Diverse fund managers can “change the narrative” for Wisconsin’s competitiveness in venture capital while making money and inspiring social change, according to a panel of investors.
Wisconsin investors came together this week in a virtual event hosted by the Wisconsin Technology Council to make the case for emerging and diverse fund managers.
An emerging manager’s fund is usually capped at $1 billion, explained Rep. Jason Fields, D-Milwaukee, and founder of Dark Knight Capital Ventures, LLC. He defined a diverse manager as coming from a demographic that’s not heavily funded in the venture capital space, citing as examples people of color, women and veterans.
“When we look at founders, money managers, entrepreneurs, we see that number one, there is a lack of underrepresented capital or managers in these spaces, whether that’s the venture capital space, whether that’s the private equity space, whether that’s the opportunity zones funds space,” he said.
Fields said less than 5 percent of venture capital goes to African Americans and Latinos. He also noted a “huge discrepancy” between male and female founders.
“The assumption too often is that emerging managers and minority managers or diverse managers underperform their peer counterparts,” said Cory Nettles, founder of Generation Growth Capital, Inc. “If you actually look at the data, the exact opposite is true. Emerging managers and diverse managers substantially outperform their nondiverse counterparts.”

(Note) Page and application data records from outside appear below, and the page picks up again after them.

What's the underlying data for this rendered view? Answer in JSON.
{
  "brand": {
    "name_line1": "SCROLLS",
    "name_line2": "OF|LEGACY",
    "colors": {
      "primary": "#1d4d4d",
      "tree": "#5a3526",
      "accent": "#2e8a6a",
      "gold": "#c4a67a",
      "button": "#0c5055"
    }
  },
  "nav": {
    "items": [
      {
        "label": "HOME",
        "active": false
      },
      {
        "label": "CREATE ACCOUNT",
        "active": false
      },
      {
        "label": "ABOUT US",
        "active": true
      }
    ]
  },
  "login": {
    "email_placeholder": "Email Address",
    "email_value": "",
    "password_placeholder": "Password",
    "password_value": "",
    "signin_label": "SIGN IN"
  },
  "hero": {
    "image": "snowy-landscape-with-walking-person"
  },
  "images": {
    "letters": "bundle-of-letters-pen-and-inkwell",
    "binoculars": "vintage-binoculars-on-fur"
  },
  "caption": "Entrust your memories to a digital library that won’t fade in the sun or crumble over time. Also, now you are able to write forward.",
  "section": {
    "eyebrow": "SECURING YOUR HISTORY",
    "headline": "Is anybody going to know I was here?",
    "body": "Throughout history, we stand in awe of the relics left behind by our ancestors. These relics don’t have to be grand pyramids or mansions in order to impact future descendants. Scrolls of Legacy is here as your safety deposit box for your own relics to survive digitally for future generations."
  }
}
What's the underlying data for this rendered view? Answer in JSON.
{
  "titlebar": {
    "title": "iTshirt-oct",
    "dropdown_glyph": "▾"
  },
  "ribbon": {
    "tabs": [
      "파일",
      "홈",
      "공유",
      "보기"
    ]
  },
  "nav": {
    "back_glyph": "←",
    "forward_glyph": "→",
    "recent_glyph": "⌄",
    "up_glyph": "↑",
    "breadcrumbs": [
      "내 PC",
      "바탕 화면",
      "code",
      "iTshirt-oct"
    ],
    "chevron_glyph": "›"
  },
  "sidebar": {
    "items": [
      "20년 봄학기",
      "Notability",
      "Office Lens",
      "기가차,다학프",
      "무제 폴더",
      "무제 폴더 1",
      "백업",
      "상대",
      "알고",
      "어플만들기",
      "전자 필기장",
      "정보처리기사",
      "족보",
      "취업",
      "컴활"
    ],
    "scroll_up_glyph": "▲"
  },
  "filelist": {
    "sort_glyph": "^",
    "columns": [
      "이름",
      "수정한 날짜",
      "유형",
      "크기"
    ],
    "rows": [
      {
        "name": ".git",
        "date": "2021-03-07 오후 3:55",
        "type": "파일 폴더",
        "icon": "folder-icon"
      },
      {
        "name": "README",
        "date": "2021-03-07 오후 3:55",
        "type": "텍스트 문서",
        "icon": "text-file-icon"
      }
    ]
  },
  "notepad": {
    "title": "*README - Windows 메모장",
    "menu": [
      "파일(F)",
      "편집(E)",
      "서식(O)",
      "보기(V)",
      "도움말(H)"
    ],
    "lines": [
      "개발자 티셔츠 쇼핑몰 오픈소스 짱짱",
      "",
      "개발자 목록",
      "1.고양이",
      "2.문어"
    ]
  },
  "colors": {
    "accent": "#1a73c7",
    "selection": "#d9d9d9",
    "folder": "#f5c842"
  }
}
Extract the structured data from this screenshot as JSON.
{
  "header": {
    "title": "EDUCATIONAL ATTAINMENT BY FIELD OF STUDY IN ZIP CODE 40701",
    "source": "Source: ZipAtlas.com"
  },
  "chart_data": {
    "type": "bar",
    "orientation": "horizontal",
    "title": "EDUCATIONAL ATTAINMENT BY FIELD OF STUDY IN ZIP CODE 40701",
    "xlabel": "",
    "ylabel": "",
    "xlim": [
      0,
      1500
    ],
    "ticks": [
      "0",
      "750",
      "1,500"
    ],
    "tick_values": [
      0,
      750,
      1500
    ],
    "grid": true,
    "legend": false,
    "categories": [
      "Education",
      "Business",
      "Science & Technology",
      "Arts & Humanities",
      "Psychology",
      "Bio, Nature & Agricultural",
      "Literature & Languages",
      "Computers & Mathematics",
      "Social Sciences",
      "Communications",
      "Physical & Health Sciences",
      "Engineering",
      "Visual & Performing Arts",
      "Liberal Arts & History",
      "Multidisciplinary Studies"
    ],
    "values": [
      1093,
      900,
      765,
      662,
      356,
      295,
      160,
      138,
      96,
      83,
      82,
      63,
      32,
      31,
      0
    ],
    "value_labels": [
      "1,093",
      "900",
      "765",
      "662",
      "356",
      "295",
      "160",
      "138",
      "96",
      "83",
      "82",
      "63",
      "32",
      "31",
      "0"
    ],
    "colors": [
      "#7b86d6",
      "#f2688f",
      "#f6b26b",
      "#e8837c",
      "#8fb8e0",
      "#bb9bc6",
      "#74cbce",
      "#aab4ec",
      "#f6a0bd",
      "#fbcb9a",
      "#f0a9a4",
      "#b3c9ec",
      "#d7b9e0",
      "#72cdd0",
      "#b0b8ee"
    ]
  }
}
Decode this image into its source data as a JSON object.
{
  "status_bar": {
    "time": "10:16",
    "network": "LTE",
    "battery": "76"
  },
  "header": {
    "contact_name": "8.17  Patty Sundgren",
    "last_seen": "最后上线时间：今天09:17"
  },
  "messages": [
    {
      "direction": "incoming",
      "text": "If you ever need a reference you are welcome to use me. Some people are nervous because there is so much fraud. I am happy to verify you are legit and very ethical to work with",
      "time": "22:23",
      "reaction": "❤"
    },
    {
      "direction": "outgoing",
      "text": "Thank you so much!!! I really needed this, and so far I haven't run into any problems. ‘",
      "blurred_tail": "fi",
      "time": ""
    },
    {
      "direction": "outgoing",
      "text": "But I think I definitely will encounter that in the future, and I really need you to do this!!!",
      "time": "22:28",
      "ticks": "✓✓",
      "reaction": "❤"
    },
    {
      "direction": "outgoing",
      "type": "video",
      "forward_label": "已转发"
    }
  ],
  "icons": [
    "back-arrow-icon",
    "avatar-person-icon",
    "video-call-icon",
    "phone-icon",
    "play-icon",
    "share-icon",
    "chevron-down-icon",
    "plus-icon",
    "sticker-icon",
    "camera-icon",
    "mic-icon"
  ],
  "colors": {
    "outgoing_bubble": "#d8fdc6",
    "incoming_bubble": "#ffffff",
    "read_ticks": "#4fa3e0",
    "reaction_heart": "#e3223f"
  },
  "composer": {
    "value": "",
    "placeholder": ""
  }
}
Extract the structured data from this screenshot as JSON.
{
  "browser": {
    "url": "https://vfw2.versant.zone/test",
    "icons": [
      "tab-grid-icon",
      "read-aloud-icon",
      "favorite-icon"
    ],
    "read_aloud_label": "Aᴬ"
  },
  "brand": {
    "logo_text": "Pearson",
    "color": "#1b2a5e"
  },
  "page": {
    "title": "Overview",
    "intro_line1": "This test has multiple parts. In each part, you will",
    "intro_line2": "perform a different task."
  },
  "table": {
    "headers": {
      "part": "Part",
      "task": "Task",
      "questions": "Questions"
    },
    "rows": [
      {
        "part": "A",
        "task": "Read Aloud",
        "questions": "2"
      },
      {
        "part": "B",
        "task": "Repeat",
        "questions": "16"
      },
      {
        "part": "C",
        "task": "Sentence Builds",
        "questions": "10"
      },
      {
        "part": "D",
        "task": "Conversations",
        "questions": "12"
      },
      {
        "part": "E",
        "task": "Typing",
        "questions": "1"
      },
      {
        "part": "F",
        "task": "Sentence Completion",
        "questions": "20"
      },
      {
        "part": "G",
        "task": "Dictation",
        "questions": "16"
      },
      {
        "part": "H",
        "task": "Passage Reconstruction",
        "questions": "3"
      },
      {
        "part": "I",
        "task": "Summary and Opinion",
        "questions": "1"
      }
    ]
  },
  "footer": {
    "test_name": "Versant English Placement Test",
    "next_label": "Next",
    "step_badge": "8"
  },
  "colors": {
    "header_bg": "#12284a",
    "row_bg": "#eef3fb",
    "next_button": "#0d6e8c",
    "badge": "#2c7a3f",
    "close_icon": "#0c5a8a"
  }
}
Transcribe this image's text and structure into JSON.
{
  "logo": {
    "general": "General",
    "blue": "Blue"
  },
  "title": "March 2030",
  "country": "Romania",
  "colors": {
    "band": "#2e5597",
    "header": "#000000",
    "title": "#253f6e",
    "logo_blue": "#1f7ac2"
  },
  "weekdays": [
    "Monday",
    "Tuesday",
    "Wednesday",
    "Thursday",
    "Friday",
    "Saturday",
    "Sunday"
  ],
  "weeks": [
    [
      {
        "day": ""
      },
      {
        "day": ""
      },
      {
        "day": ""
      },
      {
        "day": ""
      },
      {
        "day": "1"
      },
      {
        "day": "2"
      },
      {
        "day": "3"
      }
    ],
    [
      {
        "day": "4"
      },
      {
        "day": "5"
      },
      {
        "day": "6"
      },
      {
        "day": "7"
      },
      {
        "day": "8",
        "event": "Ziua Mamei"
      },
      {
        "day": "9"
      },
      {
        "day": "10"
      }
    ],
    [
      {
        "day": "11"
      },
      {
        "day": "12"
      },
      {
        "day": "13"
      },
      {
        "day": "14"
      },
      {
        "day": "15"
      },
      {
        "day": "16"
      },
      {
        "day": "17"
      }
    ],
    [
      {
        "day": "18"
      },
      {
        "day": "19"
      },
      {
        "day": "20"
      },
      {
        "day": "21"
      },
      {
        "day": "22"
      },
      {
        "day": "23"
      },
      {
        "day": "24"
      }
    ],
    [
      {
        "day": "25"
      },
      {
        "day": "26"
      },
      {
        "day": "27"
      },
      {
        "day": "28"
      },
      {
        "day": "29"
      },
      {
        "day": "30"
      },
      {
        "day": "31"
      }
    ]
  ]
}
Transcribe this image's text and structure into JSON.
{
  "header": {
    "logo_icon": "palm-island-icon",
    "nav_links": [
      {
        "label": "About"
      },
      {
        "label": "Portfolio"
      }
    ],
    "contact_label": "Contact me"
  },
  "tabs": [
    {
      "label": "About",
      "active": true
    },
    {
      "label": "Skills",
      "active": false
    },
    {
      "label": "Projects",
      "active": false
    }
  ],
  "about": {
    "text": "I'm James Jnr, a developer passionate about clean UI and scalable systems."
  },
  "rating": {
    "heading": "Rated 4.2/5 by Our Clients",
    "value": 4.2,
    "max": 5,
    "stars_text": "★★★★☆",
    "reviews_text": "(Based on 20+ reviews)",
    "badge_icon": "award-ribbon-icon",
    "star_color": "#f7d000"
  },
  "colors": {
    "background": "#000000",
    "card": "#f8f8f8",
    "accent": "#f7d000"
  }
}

“We are not the ‘Black funds,’ we are funds who have the same objective goals as a lot of funds: make money, have a social impact, change the narrative, and so I don’t want us to be put in this box,” Fields added.